Click to access Greater-Christchurch-Public-Transport-Joint-Committee-Agenda-Papers-15-August-2018.pdf
Off-topic, sorry. Merry Christmas, and I’m having a happy one in Christchurch!
Coming home from my friend’s Christmas lunch today on a Blue bus, the (otherwise very lovely) bus driver decided to shout at a lime scooter rider waiting at the lights ahead of us. We were waiting to turn right from Colombo St into Tuam St and the bus driver believed the scooter rider shouldn’t be on the road.
Is there any history to this? As I understand it, it is not only legal to ride a scooter on the road, it should be welcome in an area of the city with a 30 km/hr speed limit.
Is there some Christchurch-specific regulation I should know or is this something that needs to be taken up with the bus company?
Her shouting managed to scare the rider off the road. She said she’d been advised that scooters had no right to be on the road. Thanks.
Sorry for slow response, Heidi. The holidays have intervened…

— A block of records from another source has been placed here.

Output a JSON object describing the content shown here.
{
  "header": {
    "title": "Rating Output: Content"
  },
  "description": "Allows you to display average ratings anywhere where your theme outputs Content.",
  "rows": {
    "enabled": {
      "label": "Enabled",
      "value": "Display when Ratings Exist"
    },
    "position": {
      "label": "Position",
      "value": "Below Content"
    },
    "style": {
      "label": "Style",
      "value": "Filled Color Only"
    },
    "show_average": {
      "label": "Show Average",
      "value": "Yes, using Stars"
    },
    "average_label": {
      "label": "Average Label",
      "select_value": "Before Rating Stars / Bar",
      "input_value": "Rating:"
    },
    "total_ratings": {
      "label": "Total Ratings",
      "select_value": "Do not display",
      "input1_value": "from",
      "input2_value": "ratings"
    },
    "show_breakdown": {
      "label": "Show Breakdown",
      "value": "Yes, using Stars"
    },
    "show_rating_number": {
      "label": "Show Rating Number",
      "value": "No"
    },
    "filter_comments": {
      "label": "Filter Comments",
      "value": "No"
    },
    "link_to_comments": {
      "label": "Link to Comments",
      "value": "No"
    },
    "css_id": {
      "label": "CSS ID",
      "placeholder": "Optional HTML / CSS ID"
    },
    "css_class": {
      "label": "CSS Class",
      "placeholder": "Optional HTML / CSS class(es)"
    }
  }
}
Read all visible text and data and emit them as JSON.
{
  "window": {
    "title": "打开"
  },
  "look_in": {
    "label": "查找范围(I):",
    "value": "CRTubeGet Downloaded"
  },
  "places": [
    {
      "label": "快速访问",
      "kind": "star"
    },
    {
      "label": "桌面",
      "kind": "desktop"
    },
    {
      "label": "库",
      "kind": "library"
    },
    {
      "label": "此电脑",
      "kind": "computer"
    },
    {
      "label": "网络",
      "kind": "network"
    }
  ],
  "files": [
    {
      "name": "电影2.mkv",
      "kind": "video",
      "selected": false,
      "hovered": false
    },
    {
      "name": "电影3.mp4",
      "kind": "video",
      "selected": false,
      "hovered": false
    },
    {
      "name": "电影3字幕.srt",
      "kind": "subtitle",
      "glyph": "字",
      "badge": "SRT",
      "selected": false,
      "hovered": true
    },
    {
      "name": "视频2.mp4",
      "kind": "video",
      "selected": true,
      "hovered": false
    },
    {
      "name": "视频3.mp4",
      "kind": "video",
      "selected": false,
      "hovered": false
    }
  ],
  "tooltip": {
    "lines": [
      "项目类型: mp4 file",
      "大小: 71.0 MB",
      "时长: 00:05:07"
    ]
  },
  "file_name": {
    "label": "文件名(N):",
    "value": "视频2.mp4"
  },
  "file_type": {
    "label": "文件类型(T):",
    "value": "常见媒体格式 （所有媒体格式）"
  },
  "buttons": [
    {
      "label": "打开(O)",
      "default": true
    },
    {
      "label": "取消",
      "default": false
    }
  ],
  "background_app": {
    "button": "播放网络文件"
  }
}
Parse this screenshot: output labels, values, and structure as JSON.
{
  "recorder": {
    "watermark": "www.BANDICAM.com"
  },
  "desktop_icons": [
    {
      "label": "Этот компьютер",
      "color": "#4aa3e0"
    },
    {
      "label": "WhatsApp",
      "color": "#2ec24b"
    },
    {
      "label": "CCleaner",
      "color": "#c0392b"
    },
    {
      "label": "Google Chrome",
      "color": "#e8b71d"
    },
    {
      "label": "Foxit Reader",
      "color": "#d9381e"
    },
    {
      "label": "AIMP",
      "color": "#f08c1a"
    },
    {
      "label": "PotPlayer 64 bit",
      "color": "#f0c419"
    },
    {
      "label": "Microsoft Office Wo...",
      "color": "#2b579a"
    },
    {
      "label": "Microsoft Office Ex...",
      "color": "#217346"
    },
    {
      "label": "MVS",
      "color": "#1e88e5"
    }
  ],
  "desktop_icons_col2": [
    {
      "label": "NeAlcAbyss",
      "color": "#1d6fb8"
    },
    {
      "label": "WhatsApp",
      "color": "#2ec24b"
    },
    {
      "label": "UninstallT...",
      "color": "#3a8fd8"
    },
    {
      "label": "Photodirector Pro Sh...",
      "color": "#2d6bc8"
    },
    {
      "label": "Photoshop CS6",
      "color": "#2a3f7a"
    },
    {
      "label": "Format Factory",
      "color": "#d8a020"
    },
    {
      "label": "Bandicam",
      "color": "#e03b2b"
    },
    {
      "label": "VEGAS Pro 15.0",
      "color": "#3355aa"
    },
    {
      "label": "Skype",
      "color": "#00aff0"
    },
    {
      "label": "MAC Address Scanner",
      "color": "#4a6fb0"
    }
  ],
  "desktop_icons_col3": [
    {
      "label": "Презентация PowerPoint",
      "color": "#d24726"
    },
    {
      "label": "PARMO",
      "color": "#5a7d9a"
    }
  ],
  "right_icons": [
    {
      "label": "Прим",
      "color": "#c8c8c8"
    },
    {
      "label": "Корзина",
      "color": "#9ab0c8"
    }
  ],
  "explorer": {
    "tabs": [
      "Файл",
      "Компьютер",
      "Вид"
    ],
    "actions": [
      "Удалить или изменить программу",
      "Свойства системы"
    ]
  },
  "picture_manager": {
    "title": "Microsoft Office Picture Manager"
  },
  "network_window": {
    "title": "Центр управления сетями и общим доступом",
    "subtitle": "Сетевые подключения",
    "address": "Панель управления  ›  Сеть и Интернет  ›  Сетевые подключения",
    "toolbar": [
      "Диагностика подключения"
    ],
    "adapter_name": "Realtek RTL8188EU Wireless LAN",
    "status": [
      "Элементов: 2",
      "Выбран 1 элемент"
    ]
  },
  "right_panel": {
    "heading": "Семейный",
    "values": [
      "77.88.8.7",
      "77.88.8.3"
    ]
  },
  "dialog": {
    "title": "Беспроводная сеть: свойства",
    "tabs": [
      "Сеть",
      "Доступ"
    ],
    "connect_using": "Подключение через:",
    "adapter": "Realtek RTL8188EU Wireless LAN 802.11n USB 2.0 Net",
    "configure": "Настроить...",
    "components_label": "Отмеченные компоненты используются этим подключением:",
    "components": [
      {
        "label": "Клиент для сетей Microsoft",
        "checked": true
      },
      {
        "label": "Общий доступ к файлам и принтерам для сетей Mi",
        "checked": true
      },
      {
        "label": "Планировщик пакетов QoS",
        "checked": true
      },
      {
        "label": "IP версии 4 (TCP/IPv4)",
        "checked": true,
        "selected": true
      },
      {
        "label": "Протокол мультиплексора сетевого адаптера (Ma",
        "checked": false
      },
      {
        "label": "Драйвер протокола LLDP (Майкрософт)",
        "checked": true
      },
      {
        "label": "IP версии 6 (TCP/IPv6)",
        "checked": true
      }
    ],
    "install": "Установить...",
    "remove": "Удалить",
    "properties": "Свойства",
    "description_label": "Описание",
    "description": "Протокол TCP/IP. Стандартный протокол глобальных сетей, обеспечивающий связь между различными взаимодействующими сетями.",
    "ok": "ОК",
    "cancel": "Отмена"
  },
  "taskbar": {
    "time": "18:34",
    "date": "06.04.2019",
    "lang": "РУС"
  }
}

No, there’s no by-law or anything in place. The bus driver is plain wrong.